Try it:
The listing that follows is to be repeated exactly.

Data extract:
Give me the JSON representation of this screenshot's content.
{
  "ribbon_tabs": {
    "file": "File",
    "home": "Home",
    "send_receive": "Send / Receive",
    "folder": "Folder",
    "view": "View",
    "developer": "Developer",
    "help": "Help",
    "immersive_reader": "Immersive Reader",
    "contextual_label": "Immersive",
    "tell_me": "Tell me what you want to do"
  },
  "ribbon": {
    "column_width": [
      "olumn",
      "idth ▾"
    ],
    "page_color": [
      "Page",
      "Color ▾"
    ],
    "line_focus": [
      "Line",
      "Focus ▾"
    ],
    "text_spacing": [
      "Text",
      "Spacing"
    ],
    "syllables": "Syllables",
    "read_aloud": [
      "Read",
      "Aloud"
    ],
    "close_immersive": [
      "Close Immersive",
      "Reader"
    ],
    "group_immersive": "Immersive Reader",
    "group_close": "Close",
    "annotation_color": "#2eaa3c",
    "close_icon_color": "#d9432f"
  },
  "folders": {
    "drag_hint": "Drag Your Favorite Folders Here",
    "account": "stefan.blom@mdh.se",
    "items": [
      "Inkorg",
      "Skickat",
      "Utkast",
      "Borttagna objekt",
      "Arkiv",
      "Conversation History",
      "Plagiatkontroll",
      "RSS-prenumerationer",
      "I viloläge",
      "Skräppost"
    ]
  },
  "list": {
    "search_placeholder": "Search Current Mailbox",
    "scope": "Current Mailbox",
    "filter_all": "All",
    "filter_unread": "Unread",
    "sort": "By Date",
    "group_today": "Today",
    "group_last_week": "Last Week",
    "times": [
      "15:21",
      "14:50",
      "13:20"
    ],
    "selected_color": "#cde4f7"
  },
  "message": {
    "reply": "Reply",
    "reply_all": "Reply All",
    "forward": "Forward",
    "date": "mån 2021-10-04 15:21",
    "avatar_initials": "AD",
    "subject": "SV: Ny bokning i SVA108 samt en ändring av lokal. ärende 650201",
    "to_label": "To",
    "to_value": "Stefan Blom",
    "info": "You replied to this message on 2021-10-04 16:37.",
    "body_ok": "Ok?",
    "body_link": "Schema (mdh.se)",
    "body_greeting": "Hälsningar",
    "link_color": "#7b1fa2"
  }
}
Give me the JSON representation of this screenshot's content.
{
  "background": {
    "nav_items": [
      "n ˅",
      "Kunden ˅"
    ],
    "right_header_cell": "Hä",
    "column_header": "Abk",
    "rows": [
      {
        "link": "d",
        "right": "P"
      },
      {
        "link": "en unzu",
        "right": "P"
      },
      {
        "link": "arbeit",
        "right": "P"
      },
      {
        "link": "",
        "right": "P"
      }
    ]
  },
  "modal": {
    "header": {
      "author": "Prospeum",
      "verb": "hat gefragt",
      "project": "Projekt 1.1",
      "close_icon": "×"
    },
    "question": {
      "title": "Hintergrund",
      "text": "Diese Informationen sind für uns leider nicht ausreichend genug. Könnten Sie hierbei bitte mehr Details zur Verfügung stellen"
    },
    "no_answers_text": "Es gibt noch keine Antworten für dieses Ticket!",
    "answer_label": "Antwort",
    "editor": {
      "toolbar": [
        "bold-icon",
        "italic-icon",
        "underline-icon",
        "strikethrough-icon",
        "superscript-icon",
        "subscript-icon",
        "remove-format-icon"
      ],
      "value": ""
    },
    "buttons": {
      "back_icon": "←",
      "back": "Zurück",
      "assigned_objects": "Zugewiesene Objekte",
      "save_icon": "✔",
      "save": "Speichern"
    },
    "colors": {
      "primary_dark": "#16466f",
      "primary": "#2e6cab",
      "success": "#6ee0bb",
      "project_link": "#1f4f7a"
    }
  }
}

Solution to this exercise:
Give me the JSON representation of this screenshot's content.
{
  "ribbon_tabs": {
    "file": "File",
    "home": "Home",
    "send_receive": "Send / Receive",
    "folder": "Folder",
    "view": "View",
    "developer": "Developer",
    "help": "Help",
    "immersive_reader": "Immersive Reader",
    "contextual_label": "Immersive",
    "tell_me": "Tell me what you want to do"
  },
  "ribbon": {
    "column_width": [
      "olumn",
      "idth ▾"
    ],
    "page_color": [
      "Page",
      "Color ▾"
    ],
    "line_focus": [
      "Line",
      "Focus ▾"
    ],
    "text_spacing": [
      "Text",
      "Spacing"
    ],
    "syllables": "Syllables",
    "read_aloud": [
      "Read",
      "Aloud"
    ],
    "close_immersive": [
      "Close Immersive",
      "Reader"
    ],
    "group_immersive": "Immersive Reader",
    "group_close": "Close",
    "annotation_color": "#2eaa3c",
    "close_icon_color": "#d9432f"
  },
  "folders": {
    "drag_hint": "Drag Your Favorite Folders Here",
    "account": "stefan.blom@mdh.se",
    "items": [
      "Inkorg",
      "Skickat",
      "Utkast",
      "Borttagna objekt",
      "Arkiv",
      "Conversation History",
      "Plagiatkontroll",
      "RSS-prenumerationer",
      "I viloläge",
      "Skräppost"
    ]
  },
  "list": {
    "search_placeholder": "Search Current Mailbox",
    "scope": "Current Mailbox",
    "filter_all": "All",
    "filter_unread": "Unread",
    "sort": "By Date",
    "group_today": "Today",
    "group_last_week": "Last Week",
    "times": [
      "15:21",
      "14:50",
      "13:20"
    ],
    "selected_color": "#cde4f7"
  },
  "message": {
    "reply": "Reply",
    "reply_all": "Reply All",
    "forward": "Forward",
    "date": "mån 2021-10-04 15:21",
    "avatar_initials": "AD",
    "subject": "SV: Ny bokning i SVA108 samt en ändring av lokal. ärende 650201",
    "to_label": "To",
    "to_value": "Stefan Blom",
    "info": "You replied to this message on 2021-10-04 16:37.",
    "body_ok": "Ok?",
    "body_link": "Schema (mdh.se)",
    "body_greeting": "Hälsningar",
    "link_color": "#7b1fa2"
  }
}
Give me the JSON representation of this screenshot's content.
{
  "background": {
    "nav_items": [
      "n ˅",
      "Kunden ˅"
    ],
    "right_header_cell": "Hä",
    "column_header": "Abk",
    "rows": [
      {
        "link": "d",
        "right": "P"
      },
      {
        "link": "en unzu",
        "right": "P"
      },
      {
        "link": "arbeit",
        "right": "P"
      },
      {
        "link": "",
        "right": "P"
      }
    ]
  },
  "modal": {
    "header": {
      "author": "Prospeum",
      "verb": "hat gefragt",
      "project": "Projekt 1.1",
      "close_icon": "×"
    },
    "question": {
      "title": "Hintergrund",
      "text": "Diese Informationen sind für uns leider nicht ausreichend genug. Könnten Sie hierbei bitte mehr Details zur Verfügung stellen"
    },
    "no_answers_text": "Es gibt noch keine Antworten für dieses Ticket!",
    "answer_label": "Antwort",
    "editor": {
      "toolbar": [
        "bold-icon",
        "italic-icon",
        "underline-icon",
        "strikethrough-icon",
        "superscript-icon",
        "subscript-icon",
        "remove-format-icon"
      ],
      "value": ""
    },
    "buttons": {
      "back_icon": "←",
      "back": "Zurück",
      "assigned_objects": "Zugewiesene Objekte",
      "save_icon": "✔",
      "save": "Speichern"
    },
    "colors": {
      "primary_dark": "#16466f",
      "primary": "#2e6cab",
      "success": "#6ee0bb",
      "project_link": "#1f4f7a"
    }
  }
}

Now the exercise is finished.